In Uganda, some 140 athletes registered to compete in nine sports that were held at three venues in Kampala. Darkhana Jamatkhana served as the primary site for the Games, hosting volleyball, badminton, table tennis, throw ball, chess, and carom. Participation was widespread, with strong representation from women in the Jamat, who represented nearly one third of the athletes.
While the main event took place over three days between 21-23 October, qualification rounds took place in the weeks prior. As athletes competed into the wee hours of the morning, spectators were served a continuous supply of sweetened chai. “It was a truly unforgettable time for the Ugandan Jamat,” said one Jamati member.
Uganda's renowned Ndere group entertains during the opening ceremony of the 2011 Ismaili Games Uganda. Courtesy of the Ismaili Council for Uganda
The opening ceremony of the Uganda Games featured entertainment by the Ndere dance troupe, who are well remembered for having performed during Mawlana Hazar Imam's Golden Jubilee visit to the country. During the ceremony, athletes took oaths of sportsmanship as the Jamat bore witness, and the Games were officially declared open.

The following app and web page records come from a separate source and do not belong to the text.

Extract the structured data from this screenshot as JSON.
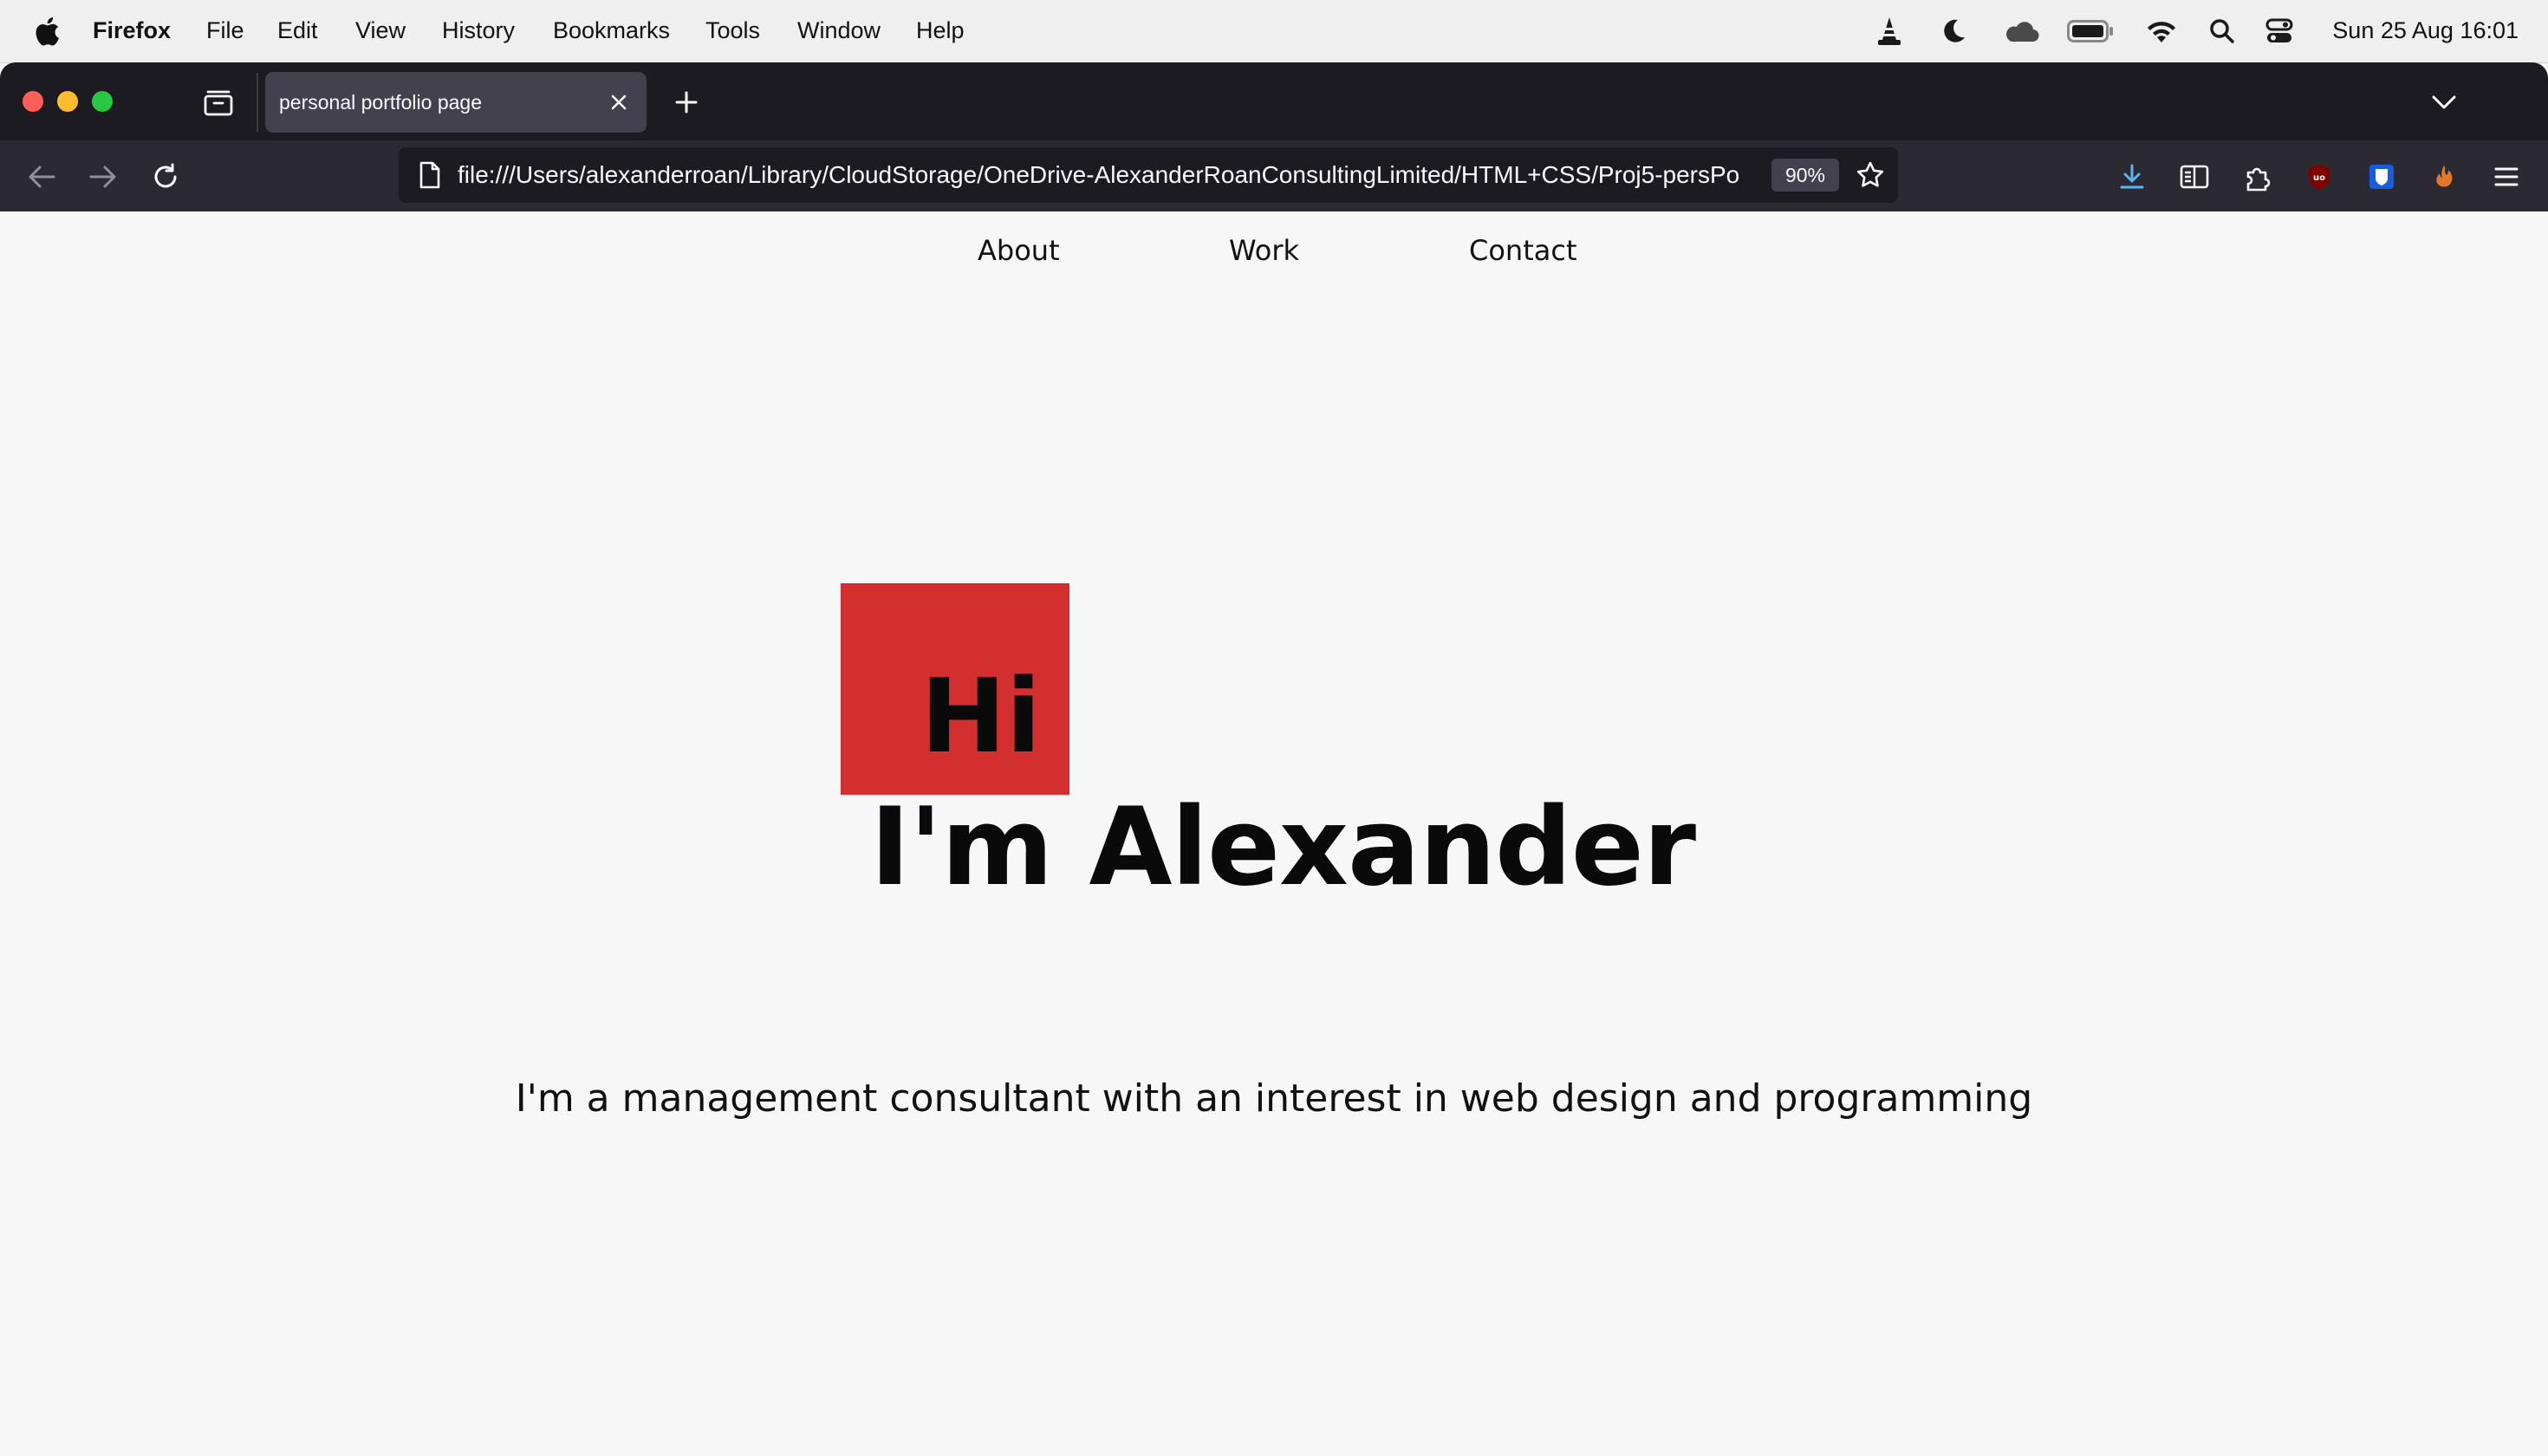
{
  "menubar": {
    "apple_icon": "apple-logo",
    "items": [
      "Firefox",
      "File",
      "Edit",
      "View",
      "History",
      "Bookmarks",
      "Tools",
      "Window",
      "Help"
    ],
    "status_icons": [
      "vlc-cone-icon",
      "moon-icon",
      "cloud-icon",
      "battery-icon",
      "wifi-icon",
      "search-icon",
      "control-center-icon"
    ],
    "clock": "Sun 25 Aug  16:01"
  },
  "browser": {
    "tab": {
      "title": "personal portfolio page"
    },
    "url": "file:///Users/alexanderroan/Library/CloudStorage/OneDrive-AlexanderRoanConsultingLimited/HTML+CSS/Proj5-persPo",
    "zoom": "90%",
    "toolbar_icons": [
      "download-icon",
      "reader-view-icon",
      "extensions-icon",
      "ublock-icon",
      "bitwarden-icon",
      "extension-icon"
    ]
  },
  "page": {
    "nav": [
      "About",
      "Work",
      "Contact"
    ],
    "hero": {
      "hi": "Hi",
      "name": "I'm Alexander",
      "tagline": "I'm a management consultant with an interest in web design and programming"
    }
  },
  "colors": {
    "accent_red": "#d42f2f",
    "page_bg": "#f7f7f7",
    "chrome_dark": "#1c1b22",
    "toolbar": "#2b2a33"
  }
}
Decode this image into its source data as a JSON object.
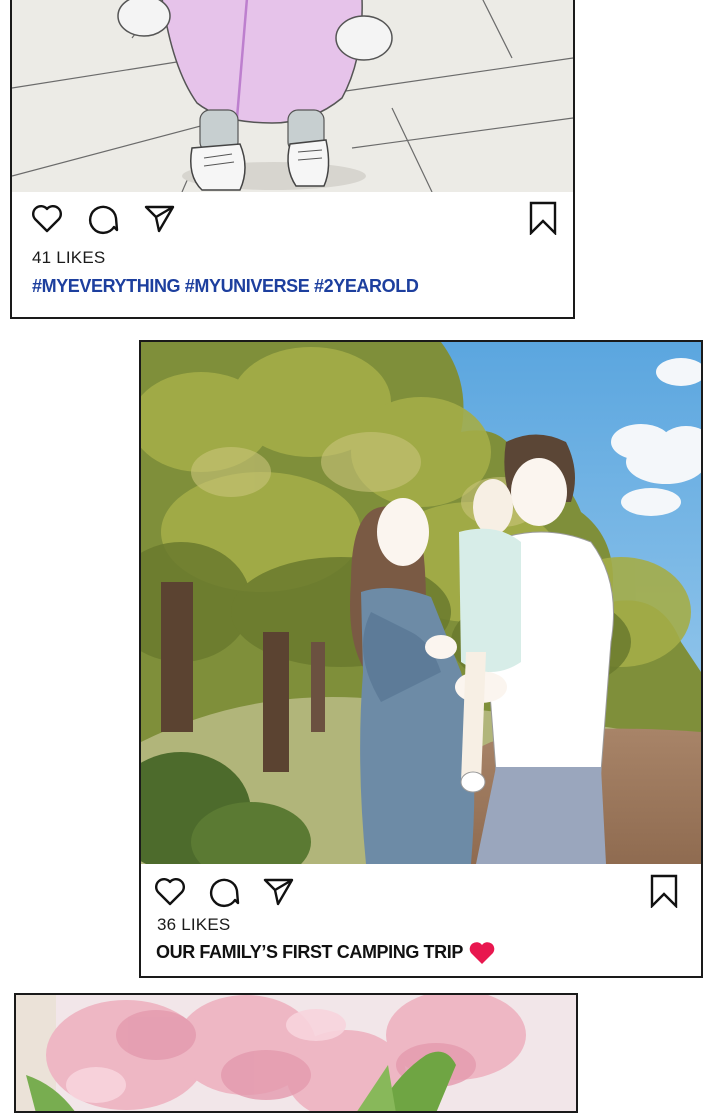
{
  "posts": [
    {
      "likes": "41 LIKES",
      "caption": "#MYEVERYTHING #MYUNIVERSE #2YEAROLD"
    },
    {
      "likes": "36 LIKES",
      "caption": "OUR FAMILY’S FIRST CAMPING TRIP"
    },
    {}
  ],
  "colors": {
    "hashtag": "#1d3f9e",
    "heart": "#e8174f",
    "border": "#1a1a1a"
  },
  "icons": [
    "heart-outline-icon",
    "comment-icon",
    "send-icon",
    "bookmark-icon",
    "red-heart-icon"
  ]
}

“We had benchmarked it to be a mini-Golden Jubilee Games” said Anisa Karmali, Convener of Ismaili Games Uganda, who recalled the 2008 Games that had drawn Ismailis from around the world to Nairobi in commemoration of Mawlana Hazar Imam's Golden Jubilee.
Meanwhile in Nairobi, the 2011 Ismaili Games Kenya opened with a torch lighting ceremony. Sportsmen and women from all over Kenya, Burundi and South Africa came together at the Aga Khan Sports Centre to celebrate the Games between 24 – 26 December.
The Kenya Games, which were the Jamat's first since the 2008 Golden Jubilee Games, drew 220 participants, who took part in a range of sports, including soccer, hockey, swimming, volleyball, and athletics.
The Chess competition provided participants with endless agonising moments as rooks and knights were pitted, one against the other, with uncanny skill. Although heavy rains forced the cancellation of planned cricket matches, golf – which had been played at the Windsor Golf and Country Club the week prior to the event – was deemed a resounding success.
The end of the Games in both countries were marked with pomp and splendour. The final gala dinner in Nairobi saw the vast Parklands pavilion transformed with a colourful array of kikois and kitenges in keeping with a coastal theme. The medals ceremony was followed by a traditional Tajik dance that was performed by students from Tajikistan who are studying at the Aga Khan Academy, Mombasa. The closing ceremony in Kampala featured folk dances performed by women and students.
The Ismaili Games were a celebrated success in both Kenya and Uganda. It is hoped that future games will continue to uphold this important Jamati tradition of sport.